▼

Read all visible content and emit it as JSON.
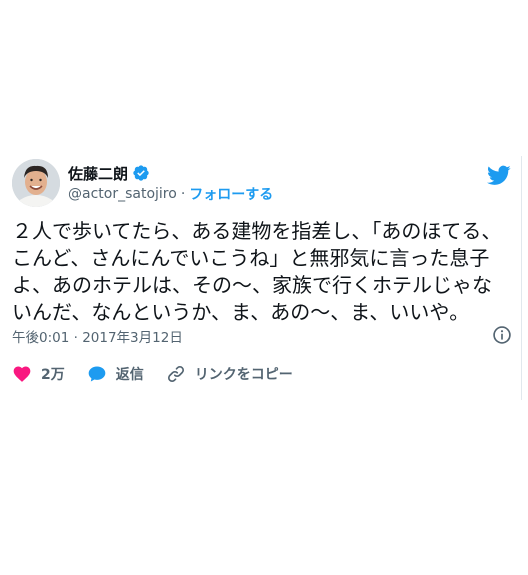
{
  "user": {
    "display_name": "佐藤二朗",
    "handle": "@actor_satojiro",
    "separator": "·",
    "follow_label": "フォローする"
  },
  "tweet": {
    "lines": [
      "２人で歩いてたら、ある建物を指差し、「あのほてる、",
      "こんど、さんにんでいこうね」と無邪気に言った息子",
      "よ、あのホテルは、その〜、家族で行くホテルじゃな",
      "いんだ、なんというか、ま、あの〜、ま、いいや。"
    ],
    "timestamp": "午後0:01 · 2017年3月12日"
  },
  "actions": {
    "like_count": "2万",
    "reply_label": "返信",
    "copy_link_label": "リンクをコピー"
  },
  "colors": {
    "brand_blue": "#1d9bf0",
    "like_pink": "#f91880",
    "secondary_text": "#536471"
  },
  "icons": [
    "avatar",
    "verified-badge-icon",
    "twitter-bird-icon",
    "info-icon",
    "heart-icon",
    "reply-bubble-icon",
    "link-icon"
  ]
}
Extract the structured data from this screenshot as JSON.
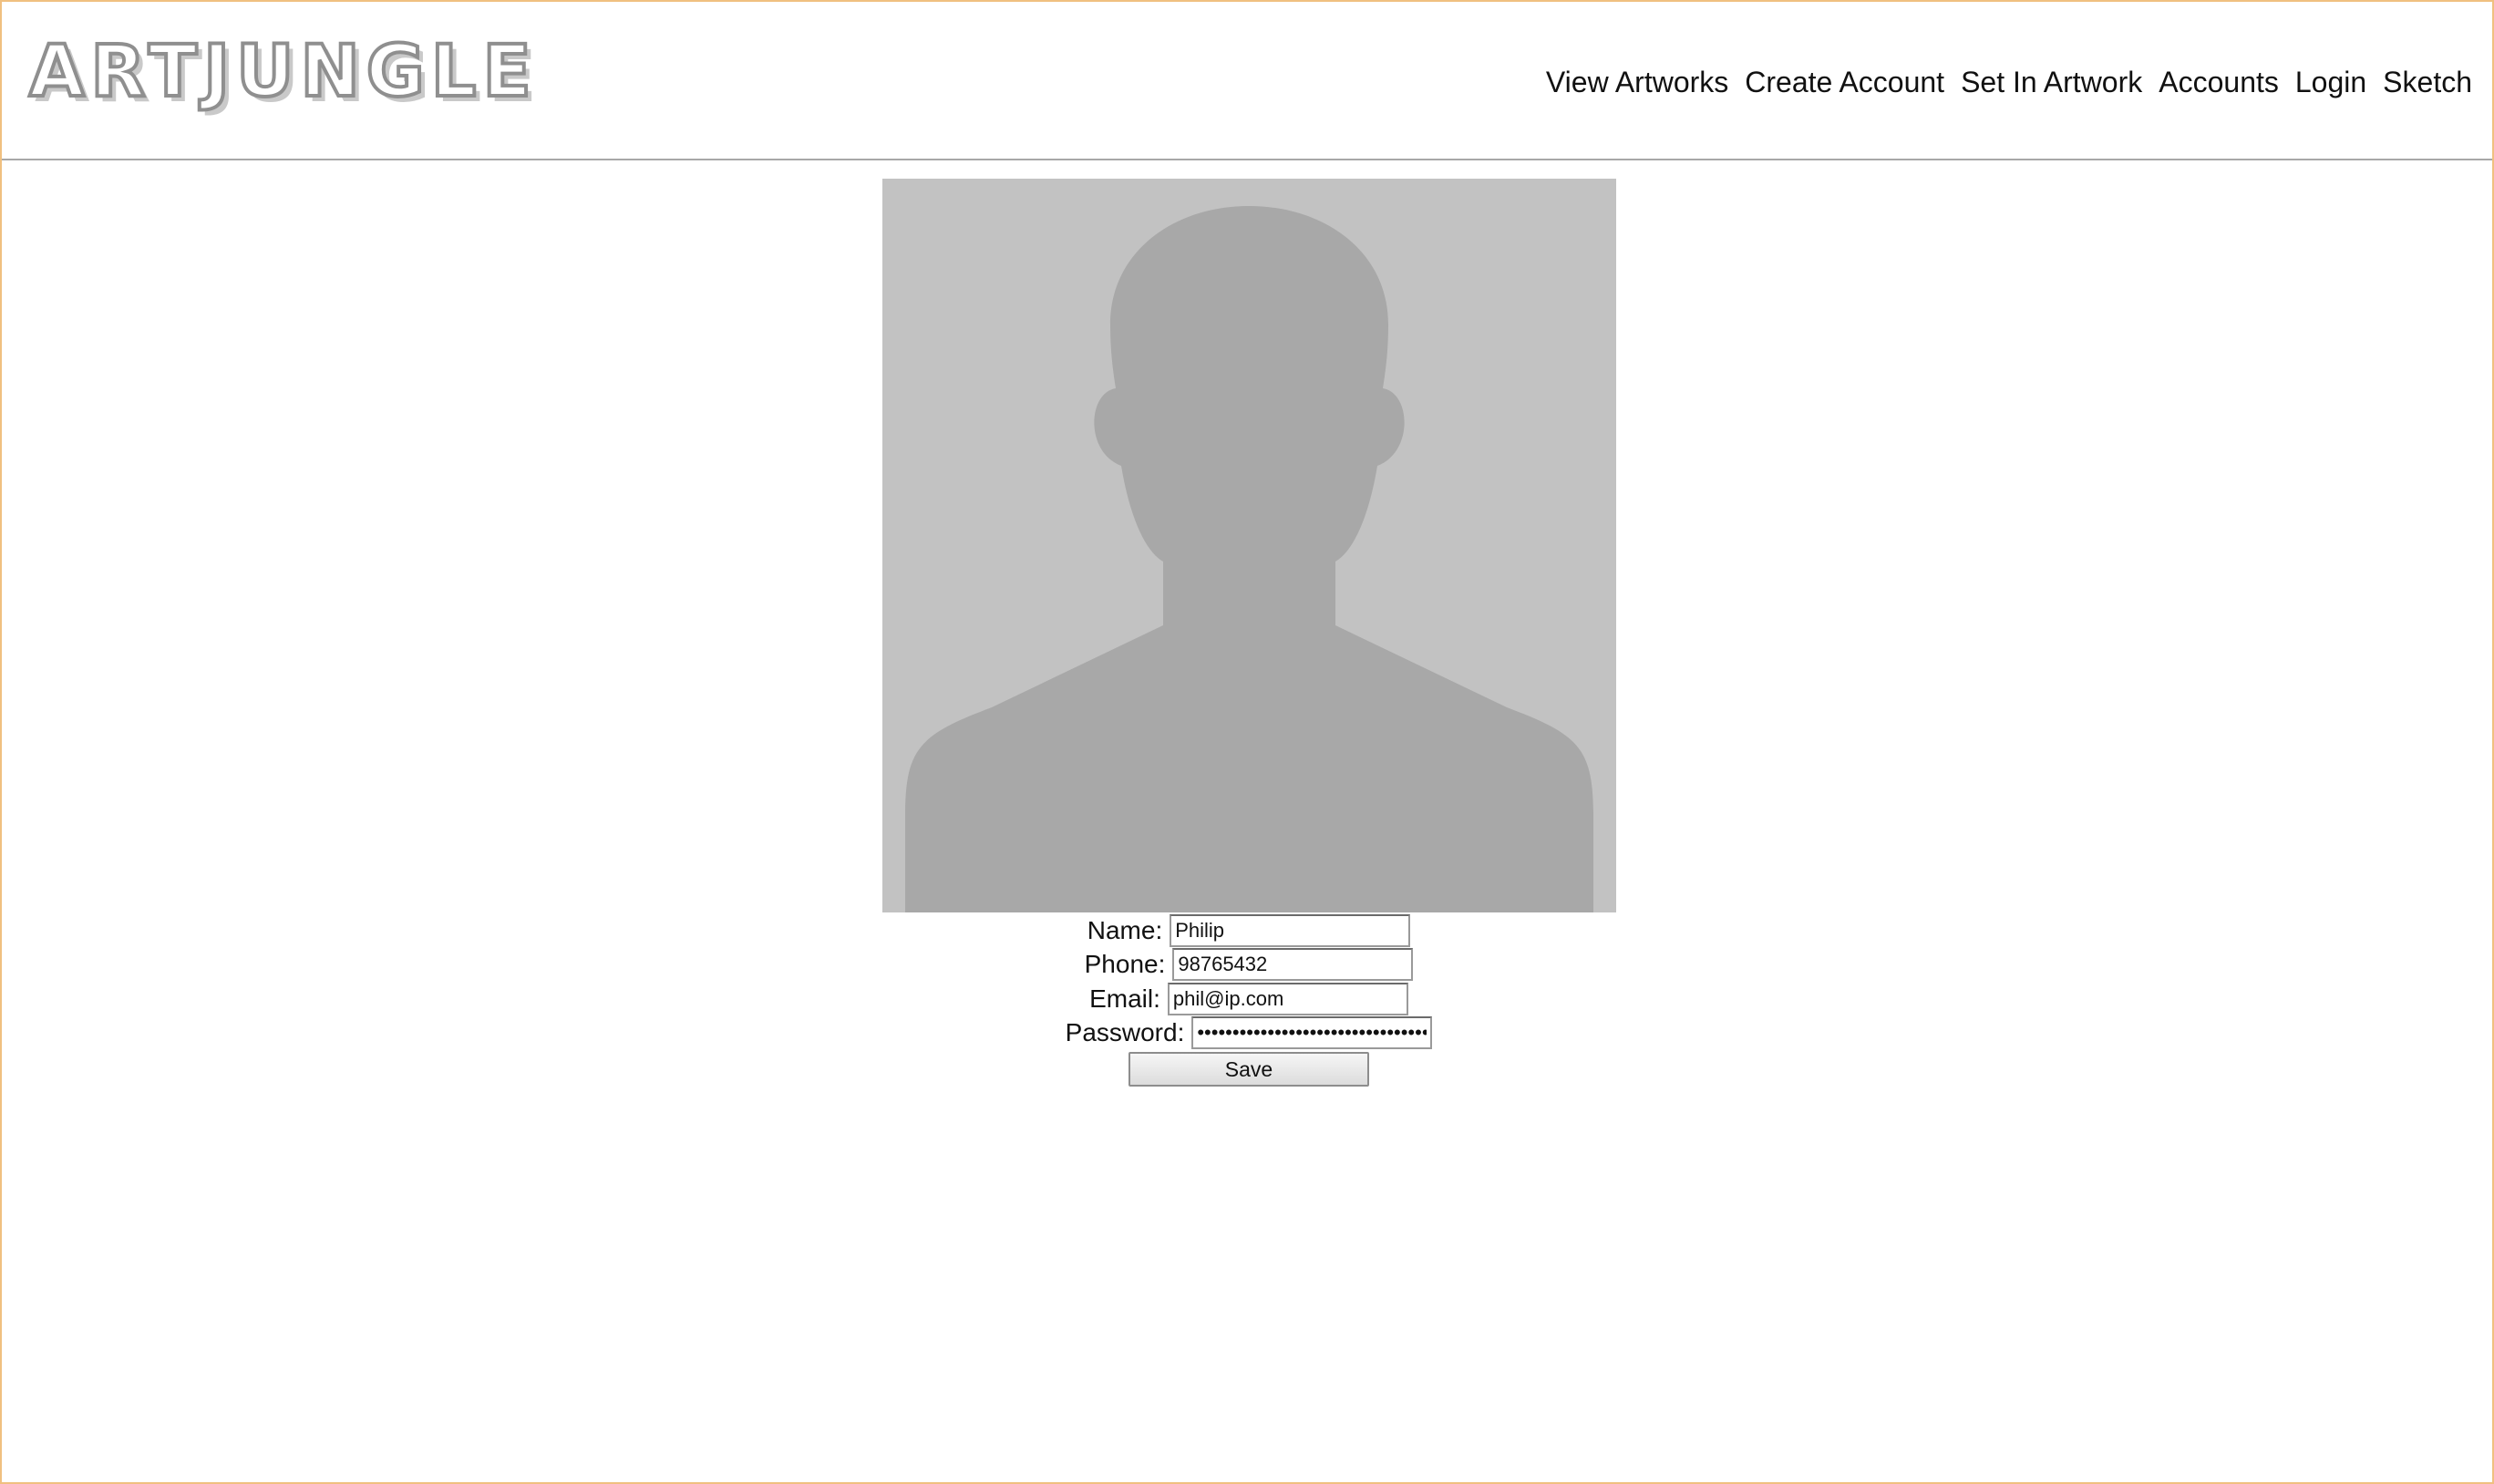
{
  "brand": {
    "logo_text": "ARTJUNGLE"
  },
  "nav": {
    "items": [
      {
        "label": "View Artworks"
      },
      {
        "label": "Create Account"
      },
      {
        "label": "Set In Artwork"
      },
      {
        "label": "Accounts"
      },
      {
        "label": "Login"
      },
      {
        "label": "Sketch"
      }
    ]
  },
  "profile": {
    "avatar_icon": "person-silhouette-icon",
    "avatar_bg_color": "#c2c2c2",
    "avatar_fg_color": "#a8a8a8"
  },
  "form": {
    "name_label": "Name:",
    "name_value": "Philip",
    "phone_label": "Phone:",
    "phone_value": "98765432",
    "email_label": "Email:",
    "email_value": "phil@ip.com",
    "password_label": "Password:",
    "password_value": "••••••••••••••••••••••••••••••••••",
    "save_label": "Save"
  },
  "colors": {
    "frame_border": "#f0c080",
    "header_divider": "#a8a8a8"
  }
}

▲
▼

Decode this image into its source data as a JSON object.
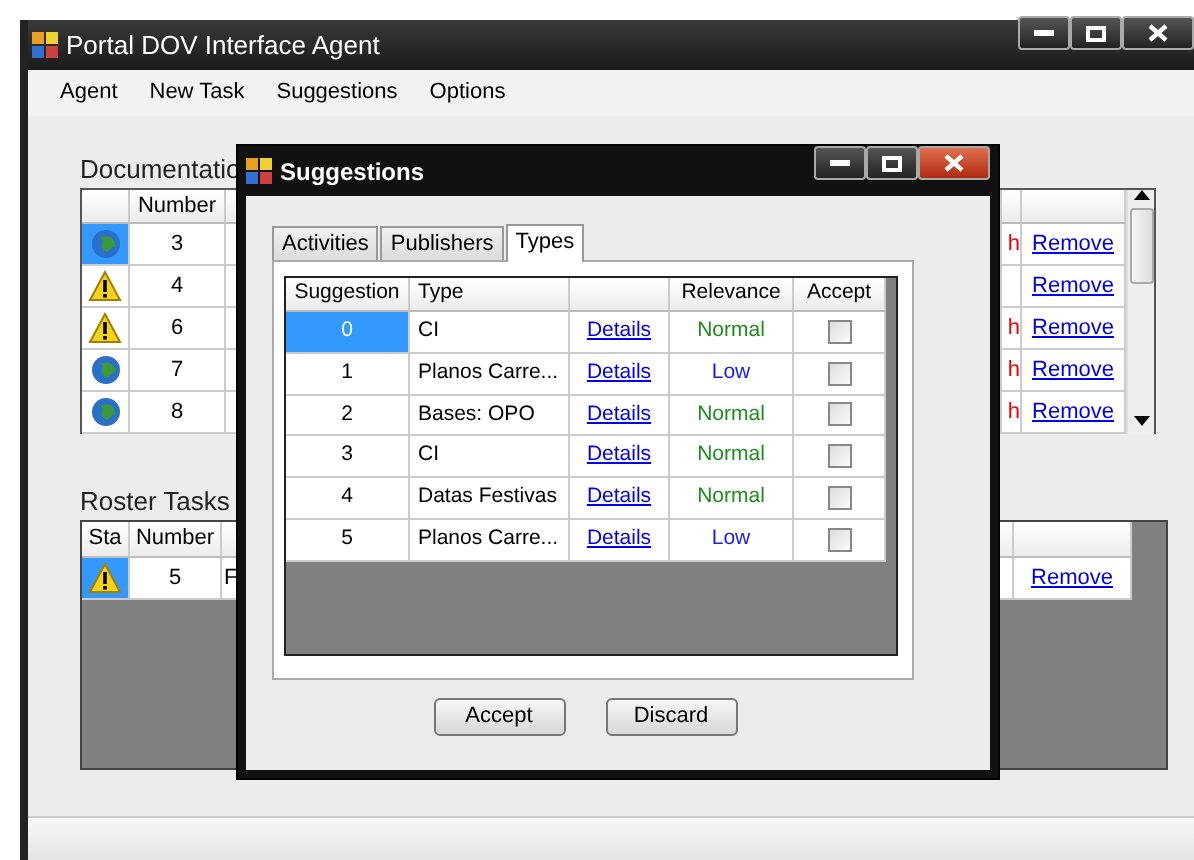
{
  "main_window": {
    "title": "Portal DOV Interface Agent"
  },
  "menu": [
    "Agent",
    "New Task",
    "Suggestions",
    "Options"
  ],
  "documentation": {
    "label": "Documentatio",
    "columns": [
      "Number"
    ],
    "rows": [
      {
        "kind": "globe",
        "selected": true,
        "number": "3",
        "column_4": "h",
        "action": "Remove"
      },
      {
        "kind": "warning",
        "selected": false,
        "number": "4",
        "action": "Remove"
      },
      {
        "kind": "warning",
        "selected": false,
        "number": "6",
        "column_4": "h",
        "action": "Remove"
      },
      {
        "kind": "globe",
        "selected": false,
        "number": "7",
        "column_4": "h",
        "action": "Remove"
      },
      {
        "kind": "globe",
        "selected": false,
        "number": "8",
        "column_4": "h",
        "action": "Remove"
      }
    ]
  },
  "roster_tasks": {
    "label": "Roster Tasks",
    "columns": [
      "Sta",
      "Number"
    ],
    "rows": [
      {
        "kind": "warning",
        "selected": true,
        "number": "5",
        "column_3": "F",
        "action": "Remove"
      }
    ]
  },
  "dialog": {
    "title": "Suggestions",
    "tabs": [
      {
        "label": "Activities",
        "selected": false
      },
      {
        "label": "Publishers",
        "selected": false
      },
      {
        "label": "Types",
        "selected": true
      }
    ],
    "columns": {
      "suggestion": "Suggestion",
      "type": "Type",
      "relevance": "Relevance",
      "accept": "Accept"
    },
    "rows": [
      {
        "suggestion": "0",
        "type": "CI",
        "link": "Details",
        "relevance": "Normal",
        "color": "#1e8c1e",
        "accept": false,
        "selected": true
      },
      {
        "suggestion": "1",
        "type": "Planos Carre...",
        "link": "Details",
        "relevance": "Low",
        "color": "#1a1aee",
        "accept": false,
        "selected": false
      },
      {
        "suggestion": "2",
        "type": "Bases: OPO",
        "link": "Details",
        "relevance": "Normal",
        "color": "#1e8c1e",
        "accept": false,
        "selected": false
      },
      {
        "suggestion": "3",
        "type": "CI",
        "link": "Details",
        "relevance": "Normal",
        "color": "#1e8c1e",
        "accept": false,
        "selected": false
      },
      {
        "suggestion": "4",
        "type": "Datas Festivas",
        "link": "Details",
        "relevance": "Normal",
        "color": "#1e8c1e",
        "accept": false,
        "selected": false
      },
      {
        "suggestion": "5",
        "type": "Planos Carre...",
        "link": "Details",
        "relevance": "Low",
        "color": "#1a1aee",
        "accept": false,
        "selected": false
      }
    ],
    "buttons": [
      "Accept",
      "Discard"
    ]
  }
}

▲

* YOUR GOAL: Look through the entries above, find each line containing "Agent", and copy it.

* ANSWER BELOW:
    "title": "Portal DOV Interface Agent"
    "Agent",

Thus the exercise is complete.